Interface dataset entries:
____________________

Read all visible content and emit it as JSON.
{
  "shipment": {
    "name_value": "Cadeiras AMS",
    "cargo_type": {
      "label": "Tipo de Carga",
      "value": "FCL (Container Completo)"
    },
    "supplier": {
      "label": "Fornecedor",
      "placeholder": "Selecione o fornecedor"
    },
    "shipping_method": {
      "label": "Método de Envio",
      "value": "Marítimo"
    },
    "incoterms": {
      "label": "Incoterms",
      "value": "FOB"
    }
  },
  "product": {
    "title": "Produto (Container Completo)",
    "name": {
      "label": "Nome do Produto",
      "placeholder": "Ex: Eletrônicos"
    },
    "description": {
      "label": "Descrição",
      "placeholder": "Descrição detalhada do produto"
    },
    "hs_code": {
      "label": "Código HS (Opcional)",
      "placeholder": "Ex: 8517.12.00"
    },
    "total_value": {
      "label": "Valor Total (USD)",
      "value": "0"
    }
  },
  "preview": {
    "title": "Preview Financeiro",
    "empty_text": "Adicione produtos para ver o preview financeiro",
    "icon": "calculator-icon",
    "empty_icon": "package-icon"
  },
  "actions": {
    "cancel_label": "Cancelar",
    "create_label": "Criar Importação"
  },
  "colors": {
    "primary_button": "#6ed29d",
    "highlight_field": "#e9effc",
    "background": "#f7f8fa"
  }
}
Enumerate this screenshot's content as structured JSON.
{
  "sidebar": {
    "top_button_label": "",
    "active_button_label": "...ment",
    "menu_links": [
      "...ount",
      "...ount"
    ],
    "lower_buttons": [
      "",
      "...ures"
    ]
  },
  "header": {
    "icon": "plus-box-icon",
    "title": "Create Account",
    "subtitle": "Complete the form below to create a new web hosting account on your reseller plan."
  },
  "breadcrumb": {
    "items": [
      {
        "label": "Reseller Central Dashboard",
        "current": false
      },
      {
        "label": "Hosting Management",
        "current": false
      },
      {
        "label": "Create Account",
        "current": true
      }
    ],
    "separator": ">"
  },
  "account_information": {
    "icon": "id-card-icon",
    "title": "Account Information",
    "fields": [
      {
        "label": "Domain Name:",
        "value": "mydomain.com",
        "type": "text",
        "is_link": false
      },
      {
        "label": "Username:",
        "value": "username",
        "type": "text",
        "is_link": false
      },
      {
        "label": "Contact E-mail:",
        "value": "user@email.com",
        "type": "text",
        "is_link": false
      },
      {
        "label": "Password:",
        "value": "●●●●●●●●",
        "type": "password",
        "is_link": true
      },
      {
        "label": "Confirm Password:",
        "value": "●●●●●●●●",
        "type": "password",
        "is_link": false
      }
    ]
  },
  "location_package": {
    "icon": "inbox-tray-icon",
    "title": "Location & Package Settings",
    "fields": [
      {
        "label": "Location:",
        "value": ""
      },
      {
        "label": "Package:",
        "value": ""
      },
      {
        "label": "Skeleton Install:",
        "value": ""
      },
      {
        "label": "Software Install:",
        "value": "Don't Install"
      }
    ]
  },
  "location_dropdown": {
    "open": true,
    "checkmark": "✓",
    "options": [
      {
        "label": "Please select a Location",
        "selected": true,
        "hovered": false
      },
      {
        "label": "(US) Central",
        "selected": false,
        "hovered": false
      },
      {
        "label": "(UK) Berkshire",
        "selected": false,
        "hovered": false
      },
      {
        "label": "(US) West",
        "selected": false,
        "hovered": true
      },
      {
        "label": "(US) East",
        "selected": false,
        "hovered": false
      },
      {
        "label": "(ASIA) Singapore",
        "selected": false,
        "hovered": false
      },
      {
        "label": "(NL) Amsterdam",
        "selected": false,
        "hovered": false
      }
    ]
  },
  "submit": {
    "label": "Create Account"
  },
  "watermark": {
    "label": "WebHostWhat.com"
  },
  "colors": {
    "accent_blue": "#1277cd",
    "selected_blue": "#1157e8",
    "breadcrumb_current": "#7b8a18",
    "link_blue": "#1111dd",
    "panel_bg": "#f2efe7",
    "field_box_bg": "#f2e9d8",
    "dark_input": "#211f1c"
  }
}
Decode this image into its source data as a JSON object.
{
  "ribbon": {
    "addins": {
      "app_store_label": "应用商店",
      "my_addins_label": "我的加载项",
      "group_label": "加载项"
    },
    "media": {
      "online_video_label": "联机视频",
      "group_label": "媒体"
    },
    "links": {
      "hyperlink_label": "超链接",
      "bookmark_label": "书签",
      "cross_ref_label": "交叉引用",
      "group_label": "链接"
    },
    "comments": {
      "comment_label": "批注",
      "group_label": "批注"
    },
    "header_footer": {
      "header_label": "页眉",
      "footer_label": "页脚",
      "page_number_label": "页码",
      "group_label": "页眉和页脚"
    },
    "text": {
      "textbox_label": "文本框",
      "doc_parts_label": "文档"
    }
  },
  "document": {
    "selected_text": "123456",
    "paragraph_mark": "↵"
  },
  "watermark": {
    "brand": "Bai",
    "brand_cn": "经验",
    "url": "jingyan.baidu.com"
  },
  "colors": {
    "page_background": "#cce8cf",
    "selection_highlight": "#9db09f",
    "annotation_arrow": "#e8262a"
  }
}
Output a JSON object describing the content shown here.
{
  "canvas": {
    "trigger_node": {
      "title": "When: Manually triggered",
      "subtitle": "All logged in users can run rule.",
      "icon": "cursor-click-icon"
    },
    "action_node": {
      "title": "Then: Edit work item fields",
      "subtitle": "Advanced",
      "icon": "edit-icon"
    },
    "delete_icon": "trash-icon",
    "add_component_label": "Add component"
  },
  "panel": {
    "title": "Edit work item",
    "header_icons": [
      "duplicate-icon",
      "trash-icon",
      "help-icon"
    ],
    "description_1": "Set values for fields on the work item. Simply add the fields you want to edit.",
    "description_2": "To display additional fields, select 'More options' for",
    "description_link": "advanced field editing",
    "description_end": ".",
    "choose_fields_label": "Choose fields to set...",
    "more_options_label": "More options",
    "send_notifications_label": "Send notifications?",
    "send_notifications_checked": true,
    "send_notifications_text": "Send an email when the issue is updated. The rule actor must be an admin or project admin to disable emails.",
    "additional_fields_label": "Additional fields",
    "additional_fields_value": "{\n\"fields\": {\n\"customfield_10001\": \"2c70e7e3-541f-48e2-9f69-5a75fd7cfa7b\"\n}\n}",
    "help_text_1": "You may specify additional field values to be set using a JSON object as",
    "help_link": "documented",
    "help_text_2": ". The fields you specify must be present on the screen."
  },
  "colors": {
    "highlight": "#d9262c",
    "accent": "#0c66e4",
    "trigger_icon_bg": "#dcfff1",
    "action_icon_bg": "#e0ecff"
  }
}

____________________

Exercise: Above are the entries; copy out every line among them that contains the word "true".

Your response:
        "current": true
        "is_link": true
    "open": true,
        "selected": true,
        "hovered": true
    "send_notifications_checked": true,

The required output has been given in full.